Data records for software interfaces:
┄┄┄┄┄┄┄┄┄┄┄┄┄┄┄┄┄┄┄┄

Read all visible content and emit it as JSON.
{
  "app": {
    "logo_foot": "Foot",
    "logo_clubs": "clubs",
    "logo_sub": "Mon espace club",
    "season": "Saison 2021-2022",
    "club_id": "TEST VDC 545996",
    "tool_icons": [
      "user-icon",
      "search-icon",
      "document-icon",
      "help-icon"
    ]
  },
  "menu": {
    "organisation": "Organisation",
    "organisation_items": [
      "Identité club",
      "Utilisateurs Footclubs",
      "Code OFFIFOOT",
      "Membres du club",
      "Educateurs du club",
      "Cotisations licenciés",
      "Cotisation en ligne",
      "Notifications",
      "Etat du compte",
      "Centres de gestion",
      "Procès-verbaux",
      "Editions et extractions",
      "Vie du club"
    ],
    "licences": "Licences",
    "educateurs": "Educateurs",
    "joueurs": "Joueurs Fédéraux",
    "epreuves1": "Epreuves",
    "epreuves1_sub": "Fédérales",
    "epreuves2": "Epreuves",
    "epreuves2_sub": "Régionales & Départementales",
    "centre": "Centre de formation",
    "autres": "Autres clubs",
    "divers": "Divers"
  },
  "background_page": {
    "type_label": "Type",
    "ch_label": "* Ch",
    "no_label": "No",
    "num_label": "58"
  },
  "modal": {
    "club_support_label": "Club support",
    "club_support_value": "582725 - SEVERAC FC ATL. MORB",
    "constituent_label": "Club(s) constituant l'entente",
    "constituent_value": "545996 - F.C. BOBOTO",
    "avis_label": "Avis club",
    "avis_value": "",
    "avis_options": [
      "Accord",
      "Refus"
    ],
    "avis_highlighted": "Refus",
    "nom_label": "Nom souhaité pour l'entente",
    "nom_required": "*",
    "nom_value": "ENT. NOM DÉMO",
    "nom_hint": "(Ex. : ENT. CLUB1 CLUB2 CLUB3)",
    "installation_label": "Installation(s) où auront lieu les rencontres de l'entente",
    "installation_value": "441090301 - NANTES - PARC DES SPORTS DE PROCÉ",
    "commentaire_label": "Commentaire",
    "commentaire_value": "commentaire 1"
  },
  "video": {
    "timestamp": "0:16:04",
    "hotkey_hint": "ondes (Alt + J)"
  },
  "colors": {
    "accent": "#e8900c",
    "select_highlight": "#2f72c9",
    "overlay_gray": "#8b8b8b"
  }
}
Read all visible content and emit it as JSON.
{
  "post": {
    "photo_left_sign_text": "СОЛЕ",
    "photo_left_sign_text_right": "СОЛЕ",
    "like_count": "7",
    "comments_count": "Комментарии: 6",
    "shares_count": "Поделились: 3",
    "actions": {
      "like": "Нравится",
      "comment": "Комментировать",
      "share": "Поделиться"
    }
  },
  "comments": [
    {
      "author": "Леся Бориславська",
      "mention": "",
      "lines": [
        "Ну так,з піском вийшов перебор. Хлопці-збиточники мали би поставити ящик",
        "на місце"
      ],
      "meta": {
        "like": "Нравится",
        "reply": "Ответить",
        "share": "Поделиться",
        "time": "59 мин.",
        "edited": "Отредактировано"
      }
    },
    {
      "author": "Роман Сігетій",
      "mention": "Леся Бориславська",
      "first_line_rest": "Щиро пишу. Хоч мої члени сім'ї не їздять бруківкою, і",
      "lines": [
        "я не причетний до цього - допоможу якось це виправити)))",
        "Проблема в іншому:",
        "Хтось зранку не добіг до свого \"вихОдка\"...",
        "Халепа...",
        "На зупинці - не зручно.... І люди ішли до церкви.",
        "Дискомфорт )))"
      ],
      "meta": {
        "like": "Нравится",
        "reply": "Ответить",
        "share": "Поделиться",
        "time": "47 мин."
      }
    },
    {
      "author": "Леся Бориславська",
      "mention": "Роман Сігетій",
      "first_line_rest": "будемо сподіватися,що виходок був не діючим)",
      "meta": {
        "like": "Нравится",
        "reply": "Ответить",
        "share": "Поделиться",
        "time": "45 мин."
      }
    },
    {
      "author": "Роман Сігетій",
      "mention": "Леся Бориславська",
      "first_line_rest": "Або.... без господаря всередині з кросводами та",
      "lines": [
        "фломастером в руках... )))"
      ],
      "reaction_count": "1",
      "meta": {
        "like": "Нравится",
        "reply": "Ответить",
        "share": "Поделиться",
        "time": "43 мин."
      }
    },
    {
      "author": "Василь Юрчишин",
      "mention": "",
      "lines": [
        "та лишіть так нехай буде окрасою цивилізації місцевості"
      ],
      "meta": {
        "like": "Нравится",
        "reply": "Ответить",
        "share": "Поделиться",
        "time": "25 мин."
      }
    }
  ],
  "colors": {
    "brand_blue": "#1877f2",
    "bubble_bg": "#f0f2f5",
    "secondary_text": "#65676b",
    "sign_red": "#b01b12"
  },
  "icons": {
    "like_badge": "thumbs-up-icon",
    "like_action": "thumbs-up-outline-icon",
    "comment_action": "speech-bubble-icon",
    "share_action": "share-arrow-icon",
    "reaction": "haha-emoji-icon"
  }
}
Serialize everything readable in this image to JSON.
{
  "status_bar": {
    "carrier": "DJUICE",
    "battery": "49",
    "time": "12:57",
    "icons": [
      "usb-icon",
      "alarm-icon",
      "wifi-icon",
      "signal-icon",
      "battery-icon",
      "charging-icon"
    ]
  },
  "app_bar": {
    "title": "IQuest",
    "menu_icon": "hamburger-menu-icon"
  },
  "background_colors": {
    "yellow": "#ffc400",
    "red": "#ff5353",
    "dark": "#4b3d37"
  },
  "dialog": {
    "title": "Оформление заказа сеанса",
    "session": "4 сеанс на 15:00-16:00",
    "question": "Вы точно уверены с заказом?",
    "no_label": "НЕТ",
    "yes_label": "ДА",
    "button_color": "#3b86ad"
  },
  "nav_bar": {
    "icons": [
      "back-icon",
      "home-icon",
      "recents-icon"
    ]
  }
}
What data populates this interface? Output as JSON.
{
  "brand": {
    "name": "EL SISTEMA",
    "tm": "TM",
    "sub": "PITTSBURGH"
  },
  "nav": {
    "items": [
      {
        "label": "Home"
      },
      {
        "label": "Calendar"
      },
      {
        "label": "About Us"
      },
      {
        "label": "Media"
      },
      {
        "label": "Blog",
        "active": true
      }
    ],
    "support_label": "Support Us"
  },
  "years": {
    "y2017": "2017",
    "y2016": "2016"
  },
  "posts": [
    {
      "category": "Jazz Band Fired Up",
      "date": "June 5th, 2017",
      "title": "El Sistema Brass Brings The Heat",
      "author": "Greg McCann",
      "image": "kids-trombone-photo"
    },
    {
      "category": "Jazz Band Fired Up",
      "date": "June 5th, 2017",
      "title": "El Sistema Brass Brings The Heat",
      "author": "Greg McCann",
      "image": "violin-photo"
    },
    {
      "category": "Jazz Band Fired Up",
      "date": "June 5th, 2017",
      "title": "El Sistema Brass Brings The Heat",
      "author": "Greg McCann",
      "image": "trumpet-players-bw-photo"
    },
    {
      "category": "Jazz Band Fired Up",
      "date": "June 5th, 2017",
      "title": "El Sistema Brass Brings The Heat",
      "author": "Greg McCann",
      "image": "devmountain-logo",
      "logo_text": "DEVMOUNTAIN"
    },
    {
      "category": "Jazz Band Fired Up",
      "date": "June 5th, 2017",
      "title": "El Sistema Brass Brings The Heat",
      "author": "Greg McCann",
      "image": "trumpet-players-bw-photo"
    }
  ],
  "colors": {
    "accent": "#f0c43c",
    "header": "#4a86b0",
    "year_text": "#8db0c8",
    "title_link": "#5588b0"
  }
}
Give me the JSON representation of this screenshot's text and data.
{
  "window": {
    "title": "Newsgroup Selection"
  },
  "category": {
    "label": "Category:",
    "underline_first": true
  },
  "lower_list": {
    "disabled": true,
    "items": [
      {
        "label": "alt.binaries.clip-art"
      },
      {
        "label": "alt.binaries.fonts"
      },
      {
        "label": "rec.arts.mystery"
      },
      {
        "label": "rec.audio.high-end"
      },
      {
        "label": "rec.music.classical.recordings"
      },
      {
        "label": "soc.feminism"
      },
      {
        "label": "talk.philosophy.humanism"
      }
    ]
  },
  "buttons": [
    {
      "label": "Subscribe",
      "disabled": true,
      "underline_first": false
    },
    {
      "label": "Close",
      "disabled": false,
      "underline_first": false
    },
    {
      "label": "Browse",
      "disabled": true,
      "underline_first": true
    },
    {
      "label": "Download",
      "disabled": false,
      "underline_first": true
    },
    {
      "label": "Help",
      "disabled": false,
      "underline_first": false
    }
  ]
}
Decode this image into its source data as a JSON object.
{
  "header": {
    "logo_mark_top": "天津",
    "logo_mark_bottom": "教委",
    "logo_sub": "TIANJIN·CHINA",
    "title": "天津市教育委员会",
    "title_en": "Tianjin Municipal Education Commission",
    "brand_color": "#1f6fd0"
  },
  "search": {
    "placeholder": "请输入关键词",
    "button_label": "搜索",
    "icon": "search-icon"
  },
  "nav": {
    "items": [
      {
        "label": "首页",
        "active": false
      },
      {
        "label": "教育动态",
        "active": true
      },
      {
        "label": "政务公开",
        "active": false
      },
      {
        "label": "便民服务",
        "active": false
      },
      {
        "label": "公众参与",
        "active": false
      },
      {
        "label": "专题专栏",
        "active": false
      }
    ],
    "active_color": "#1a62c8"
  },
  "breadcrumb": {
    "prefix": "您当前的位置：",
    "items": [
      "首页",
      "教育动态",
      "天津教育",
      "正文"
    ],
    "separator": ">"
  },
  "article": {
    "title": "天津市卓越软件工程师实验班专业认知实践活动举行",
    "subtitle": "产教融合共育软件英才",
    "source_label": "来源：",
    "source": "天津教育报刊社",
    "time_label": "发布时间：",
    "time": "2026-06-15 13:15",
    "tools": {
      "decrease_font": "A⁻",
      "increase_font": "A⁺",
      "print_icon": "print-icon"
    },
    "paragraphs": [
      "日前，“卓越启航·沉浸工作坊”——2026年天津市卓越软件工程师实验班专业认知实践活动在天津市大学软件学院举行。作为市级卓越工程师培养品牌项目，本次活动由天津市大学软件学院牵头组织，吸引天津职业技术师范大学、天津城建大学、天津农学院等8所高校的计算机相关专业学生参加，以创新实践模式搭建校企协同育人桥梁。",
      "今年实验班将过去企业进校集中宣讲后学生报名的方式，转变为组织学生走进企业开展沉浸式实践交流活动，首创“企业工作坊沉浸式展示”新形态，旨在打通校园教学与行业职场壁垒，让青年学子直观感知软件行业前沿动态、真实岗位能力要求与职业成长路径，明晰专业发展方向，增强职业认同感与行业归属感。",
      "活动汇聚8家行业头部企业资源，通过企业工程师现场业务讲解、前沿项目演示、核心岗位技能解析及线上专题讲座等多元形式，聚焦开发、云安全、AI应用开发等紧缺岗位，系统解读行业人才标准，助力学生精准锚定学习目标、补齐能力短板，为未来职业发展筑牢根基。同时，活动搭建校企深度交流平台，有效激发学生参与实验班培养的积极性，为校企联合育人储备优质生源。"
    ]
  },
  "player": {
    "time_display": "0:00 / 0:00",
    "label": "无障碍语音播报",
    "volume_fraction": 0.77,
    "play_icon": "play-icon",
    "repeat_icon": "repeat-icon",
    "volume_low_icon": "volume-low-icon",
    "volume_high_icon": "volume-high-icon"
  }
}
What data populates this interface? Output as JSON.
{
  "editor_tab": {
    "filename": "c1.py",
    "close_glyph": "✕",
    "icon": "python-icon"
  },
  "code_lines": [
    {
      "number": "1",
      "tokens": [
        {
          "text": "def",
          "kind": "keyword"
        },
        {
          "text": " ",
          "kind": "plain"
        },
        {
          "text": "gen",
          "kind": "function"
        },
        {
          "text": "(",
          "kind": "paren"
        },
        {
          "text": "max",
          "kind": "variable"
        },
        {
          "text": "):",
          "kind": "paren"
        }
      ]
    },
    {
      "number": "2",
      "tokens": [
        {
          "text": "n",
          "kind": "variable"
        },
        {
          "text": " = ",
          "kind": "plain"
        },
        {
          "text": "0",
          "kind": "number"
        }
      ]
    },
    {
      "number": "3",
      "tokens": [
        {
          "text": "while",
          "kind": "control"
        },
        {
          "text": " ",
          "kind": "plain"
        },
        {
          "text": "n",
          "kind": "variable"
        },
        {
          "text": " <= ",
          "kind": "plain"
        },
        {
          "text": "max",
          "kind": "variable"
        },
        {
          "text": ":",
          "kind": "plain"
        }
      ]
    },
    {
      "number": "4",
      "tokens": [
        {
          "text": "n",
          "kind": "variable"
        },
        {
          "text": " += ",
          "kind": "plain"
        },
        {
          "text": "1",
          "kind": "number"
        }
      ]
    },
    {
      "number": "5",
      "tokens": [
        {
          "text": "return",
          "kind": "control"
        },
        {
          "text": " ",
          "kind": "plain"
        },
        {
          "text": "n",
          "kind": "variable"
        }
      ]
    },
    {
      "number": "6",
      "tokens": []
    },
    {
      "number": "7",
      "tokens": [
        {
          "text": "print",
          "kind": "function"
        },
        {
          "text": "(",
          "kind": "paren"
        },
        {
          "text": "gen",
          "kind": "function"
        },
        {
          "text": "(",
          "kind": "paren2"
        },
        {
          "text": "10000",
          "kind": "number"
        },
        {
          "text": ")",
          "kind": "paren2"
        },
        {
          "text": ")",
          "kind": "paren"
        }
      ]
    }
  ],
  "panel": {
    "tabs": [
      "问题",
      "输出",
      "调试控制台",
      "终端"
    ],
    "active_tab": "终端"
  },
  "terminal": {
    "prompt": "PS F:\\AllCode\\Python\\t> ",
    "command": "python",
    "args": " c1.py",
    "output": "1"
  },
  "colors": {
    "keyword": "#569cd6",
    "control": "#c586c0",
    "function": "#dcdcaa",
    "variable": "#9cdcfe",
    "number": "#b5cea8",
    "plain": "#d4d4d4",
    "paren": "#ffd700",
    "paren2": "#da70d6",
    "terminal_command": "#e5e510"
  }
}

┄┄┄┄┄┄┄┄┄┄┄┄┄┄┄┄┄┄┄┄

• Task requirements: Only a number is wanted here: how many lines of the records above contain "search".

• Result of this exercise: 3